◆ **Records from a collection**:
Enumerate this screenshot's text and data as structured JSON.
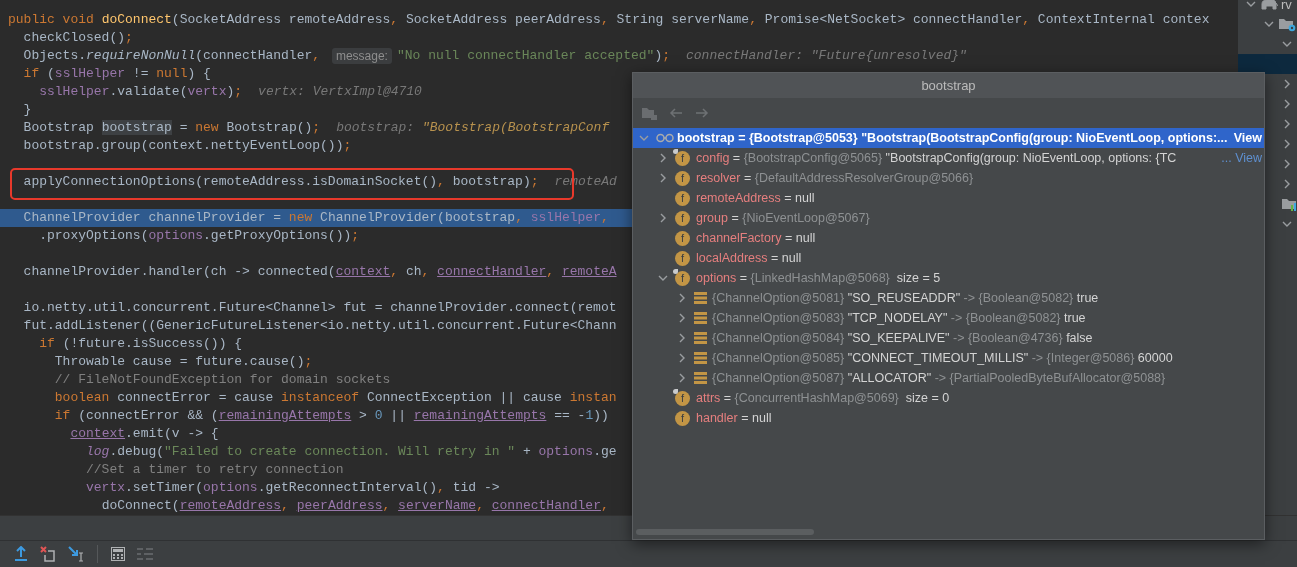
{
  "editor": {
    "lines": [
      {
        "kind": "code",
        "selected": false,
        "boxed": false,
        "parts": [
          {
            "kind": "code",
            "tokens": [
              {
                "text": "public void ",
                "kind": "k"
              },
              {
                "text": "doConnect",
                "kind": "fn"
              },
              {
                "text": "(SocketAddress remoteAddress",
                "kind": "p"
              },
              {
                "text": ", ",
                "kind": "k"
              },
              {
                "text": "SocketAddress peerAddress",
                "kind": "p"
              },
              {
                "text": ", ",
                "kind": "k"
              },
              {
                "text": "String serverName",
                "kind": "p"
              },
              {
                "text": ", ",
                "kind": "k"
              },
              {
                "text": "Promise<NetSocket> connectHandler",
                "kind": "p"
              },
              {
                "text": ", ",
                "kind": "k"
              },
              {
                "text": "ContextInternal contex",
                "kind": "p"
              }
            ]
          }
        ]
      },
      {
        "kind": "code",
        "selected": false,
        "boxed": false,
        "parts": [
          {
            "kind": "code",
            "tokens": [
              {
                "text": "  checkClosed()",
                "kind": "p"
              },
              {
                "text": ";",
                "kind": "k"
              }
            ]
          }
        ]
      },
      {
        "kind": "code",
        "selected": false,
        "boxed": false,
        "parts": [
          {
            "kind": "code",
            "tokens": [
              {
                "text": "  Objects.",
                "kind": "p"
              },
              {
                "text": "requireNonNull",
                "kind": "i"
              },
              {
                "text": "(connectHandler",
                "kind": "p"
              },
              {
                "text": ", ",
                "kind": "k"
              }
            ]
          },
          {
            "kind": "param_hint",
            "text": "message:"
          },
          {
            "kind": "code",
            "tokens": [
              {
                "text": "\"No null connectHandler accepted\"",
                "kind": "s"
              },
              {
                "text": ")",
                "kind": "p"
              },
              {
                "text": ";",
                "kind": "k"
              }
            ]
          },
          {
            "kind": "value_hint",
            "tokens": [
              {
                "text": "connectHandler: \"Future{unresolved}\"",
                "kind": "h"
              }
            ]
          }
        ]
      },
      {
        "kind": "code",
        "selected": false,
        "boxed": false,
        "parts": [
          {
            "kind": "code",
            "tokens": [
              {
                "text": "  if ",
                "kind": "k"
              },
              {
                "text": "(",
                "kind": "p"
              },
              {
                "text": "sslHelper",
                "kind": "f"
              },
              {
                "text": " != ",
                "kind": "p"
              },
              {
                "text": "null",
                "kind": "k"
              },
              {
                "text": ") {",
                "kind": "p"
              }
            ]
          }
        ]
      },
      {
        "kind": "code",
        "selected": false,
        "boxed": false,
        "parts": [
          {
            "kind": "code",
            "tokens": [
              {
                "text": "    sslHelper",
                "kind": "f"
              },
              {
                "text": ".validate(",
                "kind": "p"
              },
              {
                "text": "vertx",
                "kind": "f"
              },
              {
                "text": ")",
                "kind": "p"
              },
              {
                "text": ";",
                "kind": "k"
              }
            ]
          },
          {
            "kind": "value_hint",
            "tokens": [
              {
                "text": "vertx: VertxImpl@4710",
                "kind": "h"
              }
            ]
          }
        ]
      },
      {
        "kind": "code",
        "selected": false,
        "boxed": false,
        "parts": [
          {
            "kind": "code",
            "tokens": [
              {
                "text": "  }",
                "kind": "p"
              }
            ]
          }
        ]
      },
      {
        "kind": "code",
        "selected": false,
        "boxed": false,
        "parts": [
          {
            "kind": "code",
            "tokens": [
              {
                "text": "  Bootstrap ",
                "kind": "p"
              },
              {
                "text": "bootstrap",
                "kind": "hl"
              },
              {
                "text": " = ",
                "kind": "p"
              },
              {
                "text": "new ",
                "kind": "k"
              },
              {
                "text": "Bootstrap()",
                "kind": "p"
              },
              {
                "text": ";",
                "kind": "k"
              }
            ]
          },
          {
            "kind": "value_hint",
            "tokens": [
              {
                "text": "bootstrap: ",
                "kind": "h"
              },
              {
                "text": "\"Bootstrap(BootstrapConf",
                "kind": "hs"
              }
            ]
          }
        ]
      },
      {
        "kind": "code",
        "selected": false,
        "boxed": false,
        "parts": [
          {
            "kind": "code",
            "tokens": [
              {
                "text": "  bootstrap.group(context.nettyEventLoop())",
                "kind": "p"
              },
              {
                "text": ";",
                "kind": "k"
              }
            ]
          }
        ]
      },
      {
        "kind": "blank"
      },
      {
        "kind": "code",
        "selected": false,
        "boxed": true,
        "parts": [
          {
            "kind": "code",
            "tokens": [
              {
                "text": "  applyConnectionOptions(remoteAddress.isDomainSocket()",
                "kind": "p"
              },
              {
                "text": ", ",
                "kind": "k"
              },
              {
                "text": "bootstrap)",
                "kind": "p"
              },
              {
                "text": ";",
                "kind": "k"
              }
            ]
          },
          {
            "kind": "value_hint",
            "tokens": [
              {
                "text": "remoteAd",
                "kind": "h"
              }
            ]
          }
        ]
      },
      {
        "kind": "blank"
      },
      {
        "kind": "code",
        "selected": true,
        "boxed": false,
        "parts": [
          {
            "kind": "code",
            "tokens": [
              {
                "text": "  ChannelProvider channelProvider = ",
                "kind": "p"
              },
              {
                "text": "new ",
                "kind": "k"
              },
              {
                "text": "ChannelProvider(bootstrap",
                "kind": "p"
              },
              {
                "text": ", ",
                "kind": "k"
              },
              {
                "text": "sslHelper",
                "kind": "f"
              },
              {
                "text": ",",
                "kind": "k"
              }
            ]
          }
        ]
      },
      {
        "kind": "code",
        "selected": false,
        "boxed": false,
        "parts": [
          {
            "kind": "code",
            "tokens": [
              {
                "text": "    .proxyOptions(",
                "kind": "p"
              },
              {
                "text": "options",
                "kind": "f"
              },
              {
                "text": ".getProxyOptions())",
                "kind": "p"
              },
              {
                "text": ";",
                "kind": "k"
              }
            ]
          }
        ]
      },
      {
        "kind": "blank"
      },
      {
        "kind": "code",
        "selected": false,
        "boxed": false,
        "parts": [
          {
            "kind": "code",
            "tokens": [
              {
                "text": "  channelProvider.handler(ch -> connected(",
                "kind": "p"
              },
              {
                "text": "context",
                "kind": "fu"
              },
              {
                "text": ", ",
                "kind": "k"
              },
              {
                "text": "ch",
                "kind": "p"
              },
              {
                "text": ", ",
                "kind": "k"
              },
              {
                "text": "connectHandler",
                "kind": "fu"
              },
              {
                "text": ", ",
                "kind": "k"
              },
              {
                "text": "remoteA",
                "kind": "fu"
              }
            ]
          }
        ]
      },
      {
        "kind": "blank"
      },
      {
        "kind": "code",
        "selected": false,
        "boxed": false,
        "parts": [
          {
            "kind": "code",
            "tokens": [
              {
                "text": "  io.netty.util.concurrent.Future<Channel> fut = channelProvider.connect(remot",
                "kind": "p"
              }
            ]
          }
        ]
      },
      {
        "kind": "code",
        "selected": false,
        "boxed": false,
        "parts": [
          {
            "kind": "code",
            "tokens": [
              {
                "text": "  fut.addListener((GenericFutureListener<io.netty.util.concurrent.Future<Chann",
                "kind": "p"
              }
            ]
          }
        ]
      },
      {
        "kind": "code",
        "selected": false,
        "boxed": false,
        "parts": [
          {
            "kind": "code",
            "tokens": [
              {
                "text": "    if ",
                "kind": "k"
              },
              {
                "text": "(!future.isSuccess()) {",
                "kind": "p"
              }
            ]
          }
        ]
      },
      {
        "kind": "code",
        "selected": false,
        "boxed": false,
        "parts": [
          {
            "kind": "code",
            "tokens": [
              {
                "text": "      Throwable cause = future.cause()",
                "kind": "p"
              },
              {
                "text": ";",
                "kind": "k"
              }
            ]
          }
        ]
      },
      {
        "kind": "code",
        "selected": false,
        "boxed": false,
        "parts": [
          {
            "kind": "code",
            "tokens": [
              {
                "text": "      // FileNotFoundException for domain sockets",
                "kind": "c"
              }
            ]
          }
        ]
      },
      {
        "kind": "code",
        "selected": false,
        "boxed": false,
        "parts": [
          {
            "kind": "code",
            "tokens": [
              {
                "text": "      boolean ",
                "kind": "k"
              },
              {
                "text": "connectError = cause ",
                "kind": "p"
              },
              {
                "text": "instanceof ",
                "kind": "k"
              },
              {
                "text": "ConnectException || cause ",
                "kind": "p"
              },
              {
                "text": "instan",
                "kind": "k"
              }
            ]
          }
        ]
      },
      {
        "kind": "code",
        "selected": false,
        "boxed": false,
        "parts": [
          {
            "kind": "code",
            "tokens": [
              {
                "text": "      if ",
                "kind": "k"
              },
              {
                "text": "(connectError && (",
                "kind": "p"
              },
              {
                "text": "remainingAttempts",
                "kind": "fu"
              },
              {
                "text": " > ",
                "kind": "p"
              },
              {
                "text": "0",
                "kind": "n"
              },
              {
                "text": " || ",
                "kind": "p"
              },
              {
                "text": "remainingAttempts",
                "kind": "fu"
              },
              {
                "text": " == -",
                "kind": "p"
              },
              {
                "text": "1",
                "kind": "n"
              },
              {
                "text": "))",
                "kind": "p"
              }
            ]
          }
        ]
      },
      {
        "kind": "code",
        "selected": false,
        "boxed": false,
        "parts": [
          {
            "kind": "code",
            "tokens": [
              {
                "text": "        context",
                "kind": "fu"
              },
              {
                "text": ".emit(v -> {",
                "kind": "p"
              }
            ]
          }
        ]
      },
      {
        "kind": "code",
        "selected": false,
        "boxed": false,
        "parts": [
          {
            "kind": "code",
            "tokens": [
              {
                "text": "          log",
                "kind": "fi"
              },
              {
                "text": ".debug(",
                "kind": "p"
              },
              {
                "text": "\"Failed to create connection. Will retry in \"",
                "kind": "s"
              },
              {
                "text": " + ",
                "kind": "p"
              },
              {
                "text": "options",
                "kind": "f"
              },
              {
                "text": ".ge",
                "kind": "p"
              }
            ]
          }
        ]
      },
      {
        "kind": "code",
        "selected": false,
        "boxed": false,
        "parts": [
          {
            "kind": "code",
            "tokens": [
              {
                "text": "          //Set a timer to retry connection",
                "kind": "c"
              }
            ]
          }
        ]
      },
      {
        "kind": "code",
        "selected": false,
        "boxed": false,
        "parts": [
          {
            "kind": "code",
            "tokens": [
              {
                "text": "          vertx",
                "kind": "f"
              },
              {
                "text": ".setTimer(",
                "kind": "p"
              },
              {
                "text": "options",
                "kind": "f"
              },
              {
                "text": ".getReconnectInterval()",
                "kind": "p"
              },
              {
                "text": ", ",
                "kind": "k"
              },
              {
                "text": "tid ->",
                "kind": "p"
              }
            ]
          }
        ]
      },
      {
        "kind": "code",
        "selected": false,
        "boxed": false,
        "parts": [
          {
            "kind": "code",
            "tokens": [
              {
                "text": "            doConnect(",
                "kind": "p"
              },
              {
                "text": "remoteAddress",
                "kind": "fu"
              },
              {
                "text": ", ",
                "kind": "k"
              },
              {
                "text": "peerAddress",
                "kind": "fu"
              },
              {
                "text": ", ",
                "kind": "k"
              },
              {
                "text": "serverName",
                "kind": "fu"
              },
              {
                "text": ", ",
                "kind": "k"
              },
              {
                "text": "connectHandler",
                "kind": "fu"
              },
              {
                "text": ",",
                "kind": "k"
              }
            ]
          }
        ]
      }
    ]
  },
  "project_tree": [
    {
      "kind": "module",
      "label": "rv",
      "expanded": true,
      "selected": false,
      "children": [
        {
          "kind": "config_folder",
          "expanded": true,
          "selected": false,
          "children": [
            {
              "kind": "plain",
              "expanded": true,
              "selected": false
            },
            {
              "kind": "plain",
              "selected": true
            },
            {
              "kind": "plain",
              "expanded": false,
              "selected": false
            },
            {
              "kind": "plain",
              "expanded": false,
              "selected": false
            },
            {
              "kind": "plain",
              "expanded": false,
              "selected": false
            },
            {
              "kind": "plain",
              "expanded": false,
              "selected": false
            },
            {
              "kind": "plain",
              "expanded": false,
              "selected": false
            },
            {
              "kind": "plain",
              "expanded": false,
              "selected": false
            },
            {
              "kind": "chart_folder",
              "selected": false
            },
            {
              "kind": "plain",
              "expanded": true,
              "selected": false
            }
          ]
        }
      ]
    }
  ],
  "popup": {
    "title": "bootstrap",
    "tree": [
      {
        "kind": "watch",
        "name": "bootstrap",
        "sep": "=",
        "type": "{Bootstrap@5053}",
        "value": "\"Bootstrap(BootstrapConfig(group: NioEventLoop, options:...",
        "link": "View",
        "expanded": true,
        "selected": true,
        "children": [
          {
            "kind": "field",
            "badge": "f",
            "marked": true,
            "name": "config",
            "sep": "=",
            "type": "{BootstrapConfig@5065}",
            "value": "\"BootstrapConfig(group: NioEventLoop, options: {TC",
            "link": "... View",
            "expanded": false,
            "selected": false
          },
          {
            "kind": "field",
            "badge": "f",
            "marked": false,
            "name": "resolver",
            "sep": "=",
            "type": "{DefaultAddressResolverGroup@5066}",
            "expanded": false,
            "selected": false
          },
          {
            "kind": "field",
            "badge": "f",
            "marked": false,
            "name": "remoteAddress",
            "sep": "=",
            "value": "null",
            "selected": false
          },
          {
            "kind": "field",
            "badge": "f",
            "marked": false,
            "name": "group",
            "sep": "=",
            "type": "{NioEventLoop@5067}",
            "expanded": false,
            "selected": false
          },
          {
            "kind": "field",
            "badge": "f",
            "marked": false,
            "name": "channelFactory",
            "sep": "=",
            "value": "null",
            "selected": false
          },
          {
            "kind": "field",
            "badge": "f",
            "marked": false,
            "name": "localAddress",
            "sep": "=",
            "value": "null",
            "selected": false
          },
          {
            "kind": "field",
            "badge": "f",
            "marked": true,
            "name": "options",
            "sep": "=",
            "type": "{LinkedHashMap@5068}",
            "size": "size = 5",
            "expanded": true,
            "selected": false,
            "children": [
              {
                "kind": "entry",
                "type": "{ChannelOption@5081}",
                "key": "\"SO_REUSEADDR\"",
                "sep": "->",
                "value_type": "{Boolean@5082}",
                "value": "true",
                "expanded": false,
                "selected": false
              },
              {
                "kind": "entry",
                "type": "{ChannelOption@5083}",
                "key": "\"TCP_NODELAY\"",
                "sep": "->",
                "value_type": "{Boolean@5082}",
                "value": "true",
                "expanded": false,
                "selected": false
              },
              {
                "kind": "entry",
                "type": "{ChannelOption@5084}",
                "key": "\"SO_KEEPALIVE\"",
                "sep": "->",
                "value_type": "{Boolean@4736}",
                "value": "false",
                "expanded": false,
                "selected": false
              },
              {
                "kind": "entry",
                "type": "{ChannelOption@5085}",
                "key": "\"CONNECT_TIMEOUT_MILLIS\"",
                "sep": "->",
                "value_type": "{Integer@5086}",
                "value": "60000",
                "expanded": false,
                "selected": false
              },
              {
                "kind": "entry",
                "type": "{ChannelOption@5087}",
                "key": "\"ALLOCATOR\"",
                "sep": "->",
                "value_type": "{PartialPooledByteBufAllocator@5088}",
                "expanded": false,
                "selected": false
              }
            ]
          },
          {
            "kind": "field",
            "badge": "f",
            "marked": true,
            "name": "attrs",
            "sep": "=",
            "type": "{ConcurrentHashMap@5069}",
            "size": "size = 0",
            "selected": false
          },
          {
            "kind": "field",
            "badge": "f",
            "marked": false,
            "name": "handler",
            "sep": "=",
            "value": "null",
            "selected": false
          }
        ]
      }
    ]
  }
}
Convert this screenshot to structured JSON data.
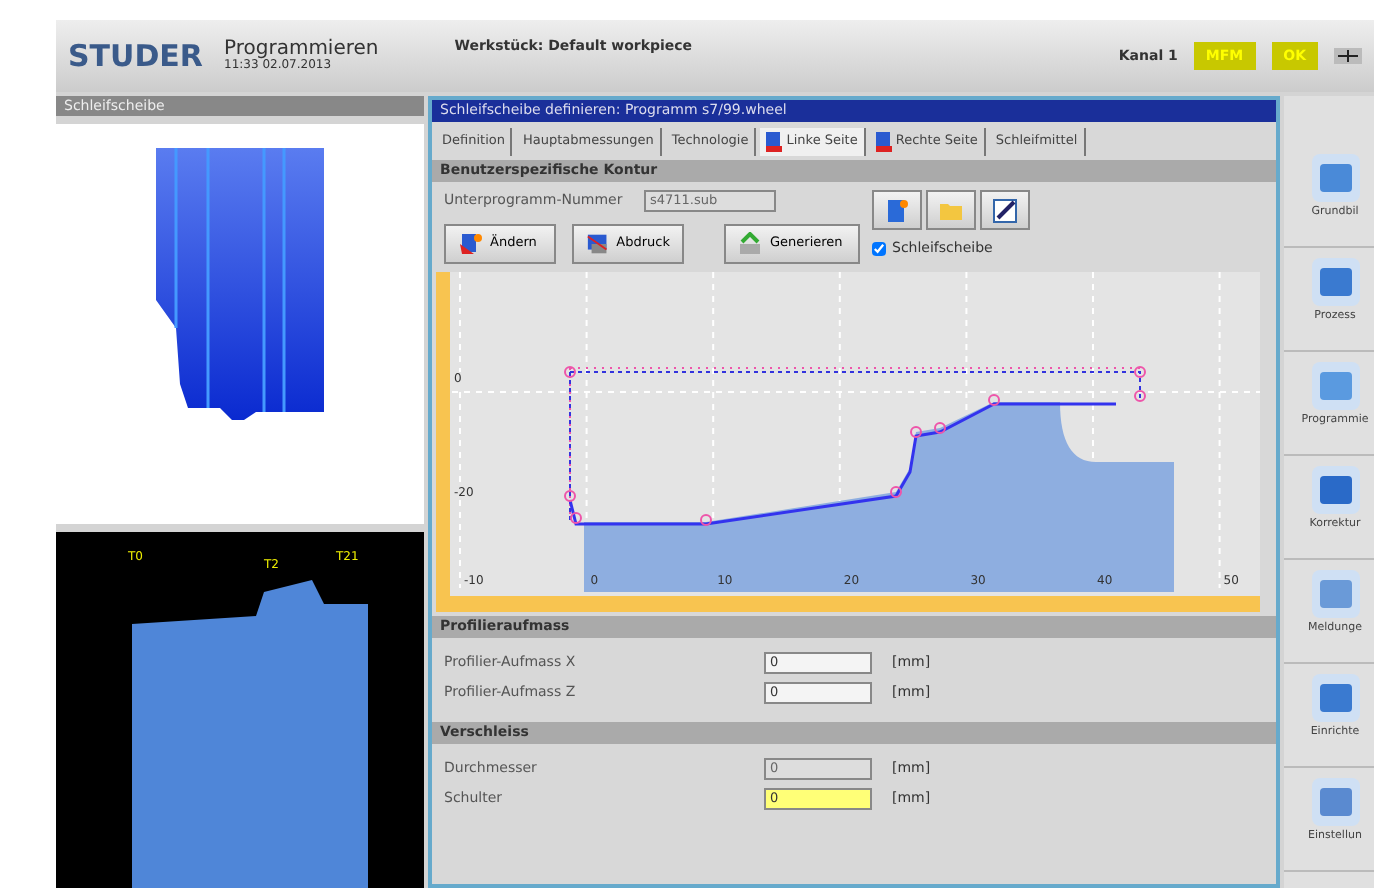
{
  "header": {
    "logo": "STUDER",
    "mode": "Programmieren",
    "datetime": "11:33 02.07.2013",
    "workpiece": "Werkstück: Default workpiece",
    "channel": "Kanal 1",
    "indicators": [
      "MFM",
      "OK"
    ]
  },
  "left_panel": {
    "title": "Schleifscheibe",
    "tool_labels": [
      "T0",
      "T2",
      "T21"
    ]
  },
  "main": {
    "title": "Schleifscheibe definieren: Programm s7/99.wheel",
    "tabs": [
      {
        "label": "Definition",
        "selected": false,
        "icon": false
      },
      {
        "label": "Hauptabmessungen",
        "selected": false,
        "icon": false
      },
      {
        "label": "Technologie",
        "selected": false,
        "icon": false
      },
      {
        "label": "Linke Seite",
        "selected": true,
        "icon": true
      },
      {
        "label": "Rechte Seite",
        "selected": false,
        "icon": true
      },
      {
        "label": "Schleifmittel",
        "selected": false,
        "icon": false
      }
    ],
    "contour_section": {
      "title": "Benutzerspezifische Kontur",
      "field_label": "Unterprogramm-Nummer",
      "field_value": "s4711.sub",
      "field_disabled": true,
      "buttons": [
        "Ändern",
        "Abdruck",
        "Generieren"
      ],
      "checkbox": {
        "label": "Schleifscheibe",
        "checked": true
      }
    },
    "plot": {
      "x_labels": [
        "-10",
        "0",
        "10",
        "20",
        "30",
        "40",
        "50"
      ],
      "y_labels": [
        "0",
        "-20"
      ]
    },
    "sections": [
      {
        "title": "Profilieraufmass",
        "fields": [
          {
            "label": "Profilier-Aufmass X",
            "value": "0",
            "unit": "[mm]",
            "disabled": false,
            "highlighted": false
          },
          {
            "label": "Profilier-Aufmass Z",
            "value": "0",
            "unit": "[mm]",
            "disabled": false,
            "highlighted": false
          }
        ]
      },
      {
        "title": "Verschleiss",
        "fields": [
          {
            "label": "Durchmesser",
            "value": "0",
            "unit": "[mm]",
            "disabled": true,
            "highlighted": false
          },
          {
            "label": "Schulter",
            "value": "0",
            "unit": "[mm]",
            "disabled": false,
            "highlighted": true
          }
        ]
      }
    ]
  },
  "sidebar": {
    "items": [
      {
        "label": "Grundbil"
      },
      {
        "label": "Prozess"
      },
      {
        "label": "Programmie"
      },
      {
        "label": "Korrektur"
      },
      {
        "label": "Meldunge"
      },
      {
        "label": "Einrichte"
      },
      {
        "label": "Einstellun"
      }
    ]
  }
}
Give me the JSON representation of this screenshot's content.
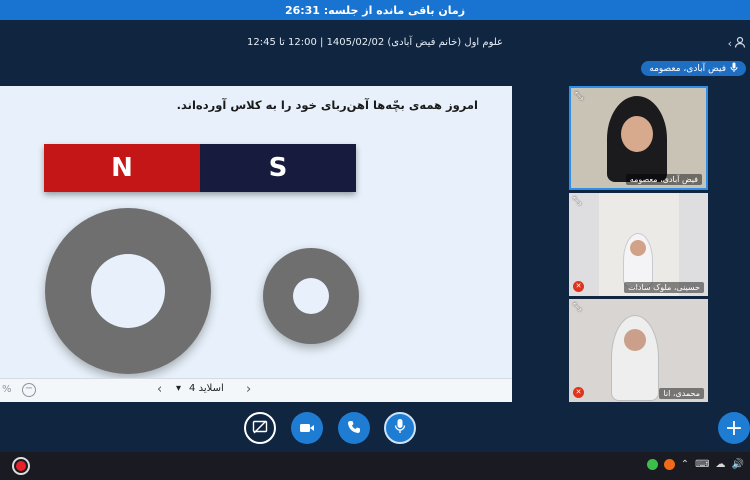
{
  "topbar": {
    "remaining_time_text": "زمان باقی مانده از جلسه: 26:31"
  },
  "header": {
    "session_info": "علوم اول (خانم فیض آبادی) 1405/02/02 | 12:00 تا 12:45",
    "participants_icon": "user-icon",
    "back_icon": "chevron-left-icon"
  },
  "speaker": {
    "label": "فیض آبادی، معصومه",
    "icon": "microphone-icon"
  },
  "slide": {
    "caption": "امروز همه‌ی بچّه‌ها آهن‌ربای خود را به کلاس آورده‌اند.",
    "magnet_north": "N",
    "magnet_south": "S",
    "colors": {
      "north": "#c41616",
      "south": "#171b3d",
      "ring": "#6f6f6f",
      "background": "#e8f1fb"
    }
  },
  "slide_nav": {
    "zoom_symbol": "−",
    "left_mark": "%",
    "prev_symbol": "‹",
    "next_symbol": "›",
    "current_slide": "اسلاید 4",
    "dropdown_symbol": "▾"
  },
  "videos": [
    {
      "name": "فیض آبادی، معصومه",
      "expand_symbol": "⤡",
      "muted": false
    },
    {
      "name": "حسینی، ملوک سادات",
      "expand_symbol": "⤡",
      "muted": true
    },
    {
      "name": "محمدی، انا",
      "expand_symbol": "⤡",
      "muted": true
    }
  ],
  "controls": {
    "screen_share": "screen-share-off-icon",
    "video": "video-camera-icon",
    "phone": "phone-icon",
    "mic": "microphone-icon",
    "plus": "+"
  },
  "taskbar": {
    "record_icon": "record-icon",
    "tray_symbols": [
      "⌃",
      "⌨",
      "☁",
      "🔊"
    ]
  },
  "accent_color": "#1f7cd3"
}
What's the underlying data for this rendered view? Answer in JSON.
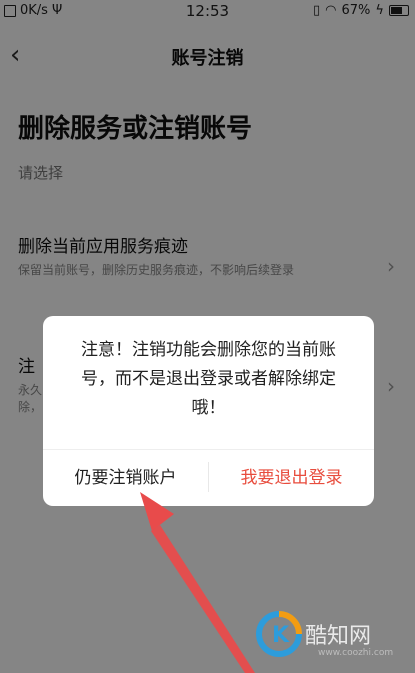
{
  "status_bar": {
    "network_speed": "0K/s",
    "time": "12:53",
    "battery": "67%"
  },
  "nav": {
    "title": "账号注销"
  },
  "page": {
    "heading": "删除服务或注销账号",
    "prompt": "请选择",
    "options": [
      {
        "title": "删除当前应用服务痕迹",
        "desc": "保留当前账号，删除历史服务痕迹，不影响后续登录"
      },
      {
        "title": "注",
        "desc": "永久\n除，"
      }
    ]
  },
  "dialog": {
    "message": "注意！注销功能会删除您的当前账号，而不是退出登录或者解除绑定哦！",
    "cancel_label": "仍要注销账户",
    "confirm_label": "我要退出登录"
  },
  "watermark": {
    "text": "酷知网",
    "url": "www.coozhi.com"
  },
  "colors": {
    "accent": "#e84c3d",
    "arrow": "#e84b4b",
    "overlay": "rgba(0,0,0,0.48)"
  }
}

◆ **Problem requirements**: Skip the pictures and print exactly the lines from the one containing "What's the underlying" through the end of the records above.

◆ **Finished task**:
What's the underlying data for this rendered view? Answer in JSON.
{
  "status_bar": {
    "network_speed": "0K/s",
    "time": "12:53",
    "battery": "67%"
  },
  "nav": {
    "title": "账号注销"
  },
  "page": {
    "heading": "删除服务或注销账号",
    "prompt": "请选择",
    "options": [
      {
        "title": "删除当前应用服务痕迹",
        "desc": "保留当前账号，删除历史服务痕迹，不影响后续登录"
      },
      {
        "title": "注",
        "desc": "永久\n除，"
      }
    ]
  },
  "dialog": {
    "message": "注意！注销功能会删除您的当前账号，而不是退出登录或者解除绑定哦！",
    "cancel_label": "仍要注销账户",
    "confirm_label": "我要退出登录"
  },
  "watermark": {
    "text": "酷知网",
    "url": "www.coozhi.com"
  },
  "colors": {
    "accent": "#e84c3d",
    "arrow": "#e84b4b",
    "overlay": "rgba(0,0,0,0.48)"
  }
}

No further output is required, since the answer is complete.